Springfield Sen. Lincoln Hough joins race for Missouri lieutenant governor

lincoln hough

By Rudi Keller - Missouri Independent

After weeks of flirting with the idea, state Sen. Lincoln Hough of Springfield jumped into the Republican Primary for lieutenant governor on Thursday.

Hough, who is serving his second term in the Missouri Senate, joins a field that includes a colleague, state Sen. Holly Thompson Rehder of Scott City, House Speaker Dean Plocher, Franklin County Clerk Tim Baker, St. Louis County businessman Paul Berry III and Philip Cotrone of Mansfield. On the Democratic side, state Rep. Richard Brown of Kansas City and Anastasia Syes of St. Louis have announced candidacies.

In an interview with The Independent, Hough said he will highlight his sponsorship of a 2022 tax cut as a signature accomplishment, as well as the infrastructure funding he’s put into the state budget as chairman of the Senate Appropriations Committee. 

Last year, when Gov. Mike Parson proposed spending $859 million to improve three sections of Interstate 70, Hough bumped it to $2.8 billion to add new lanes across the state and got the rest of the General Assembly to go along with it.

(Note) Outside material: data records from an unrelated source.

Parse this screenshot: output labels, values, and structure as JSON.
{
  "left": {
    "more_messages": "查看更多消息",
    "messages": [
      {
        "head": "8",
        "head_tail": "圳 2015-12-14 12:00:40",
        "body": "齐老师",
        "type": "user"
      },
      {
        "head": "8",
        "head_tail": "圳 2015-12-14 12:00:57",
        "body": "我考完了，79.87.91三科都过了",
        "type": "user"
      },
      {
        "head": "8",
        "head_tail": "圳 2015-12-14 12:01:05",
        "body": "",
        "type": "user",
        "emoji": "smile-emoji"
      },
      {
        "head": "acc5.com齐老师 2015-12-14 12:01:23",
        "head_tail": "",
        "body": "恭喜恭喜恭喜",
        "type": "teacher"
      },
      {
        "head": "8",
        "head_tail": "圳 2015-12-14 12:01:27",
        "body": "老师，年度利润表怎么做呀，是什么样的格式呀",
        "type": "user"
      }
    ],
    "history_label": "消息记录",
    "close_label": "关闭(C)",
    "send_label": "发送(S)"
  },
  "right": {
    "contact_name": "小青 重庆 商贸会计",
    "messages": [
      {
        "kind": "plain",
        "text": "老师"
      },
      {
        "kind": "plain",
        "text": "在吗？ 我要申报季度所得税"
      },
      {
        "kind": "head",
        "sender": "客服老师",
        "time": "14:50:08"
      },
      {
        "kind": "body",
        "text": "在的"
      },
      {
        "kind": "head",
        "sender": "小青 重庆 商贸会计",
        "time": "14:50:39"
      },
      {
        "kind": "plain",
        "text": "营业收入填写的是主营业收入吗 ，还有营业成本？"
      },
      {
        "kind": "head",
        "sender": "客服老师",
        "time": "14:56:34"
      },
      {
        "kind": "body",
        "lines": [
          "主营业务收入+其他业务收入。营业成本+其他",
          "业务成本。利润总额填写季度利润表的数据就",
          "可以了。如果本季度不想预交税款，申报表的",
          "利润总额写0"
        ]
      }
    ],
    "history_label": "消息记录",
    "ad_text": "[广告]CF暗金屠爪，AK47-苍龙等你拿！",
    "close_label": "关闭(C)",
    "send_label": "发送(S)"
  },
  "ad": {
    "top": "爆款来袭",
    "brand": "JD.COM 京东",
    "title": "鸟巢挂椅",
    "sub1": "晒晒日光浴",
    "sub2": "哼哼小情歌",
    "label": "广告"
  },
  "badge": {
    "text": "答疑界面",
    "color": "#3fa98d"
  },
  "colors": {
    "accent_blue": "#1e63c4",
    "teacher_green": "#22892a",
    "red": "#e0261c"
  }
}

“We’ve made investments in infrastructure and in education, and taken care of our firefighters and our first responders,” Hough said. “I’ve had a good run in the Senate and this is just the next step.”

Hough first won election to the Missouri House in 2010 and won a seat on the Greene County Commission in 2016. Two years later, he won election to the Senate and was re-elected last year with almost 58% of the vote.

Over the past three years, Hough has been one of the more vocal antagonists of the hardcore conservatives that have engaged in factional warfare with the GOP Senate leadership. And in the upcoming primary, some of those fights could become fodder for attack ads.

In 2021, after voters approved Medicaid expansion to add coverage for adults ages 18 to 64, Hough was one of only two Senate Republicans who voted to include money in the budget to pay for it.

The Missouri Supreme Court, a few months later, said the state had no choice but to provide the coverage even if the budget did not include funds specifically earmarked for the expansion group.

At the time, Hough said Missourii should act to get the $1.2 billion in additional support for its traditional Medicaid program only available if it expanded Medicaid eligibility.

“I believe in my heart,” Hough said during the 2021 floor debate, “it is the right thing to do.”

Asked how he would defend himself against attacks that he had voted for Obamacare, Hough said he accepted the will of the voters that approved expansion and the ruling from the state Supreme Court.

“It’s less about expanding Obamacare and it’s more about reimbursing healthcare providers that are providing services to that population,” he said.

In this year’s session, Hough is sponsoring a bill renewing provider taxes that fund a large portion of the state’s Medicaid program. He’s under fire from the Freedom Caucus, the current name of the faction fighting leadership, for seeking to keep off amendments that would bar Planned Parenthood from providing Medicaid services.

Hough said he’s ready for any attacks and will point out that the budgets he’s written as Appropriations Committee chairman have set zero dollars as the amount available for paying Planned Parenthood.

“There are no dollars in fiscal year 2024 being appropriated or being reimbursed to that provider,” Hough said.

The Missouri Supreme Court, in a ruling issued Feb. 14, said the state could not deny payments to Planned Parenthood through an appropriation bill.

Hough enters the race well-stocked with cash. His campaign fund held $405,000 on Dec. 31 after raising $66,275 in the final three months of 2023. A joint fundraising PAC, LincolnPAC, raised $171,800 in the final three months of 2023 and had $367,500 on hand.

His two best-funded rivals are Plocher and Rehder. 

Plocher had $542,008 in the bank in his campaign fund on Dec. 31 and $832,779 in Missouri United, his joint fundraising PAC. Rehder had $267,170 in her campaign fund and $238,434 in Southern Drawl PAC, her joint fundraising committee.

Filing for office opens Tuesday.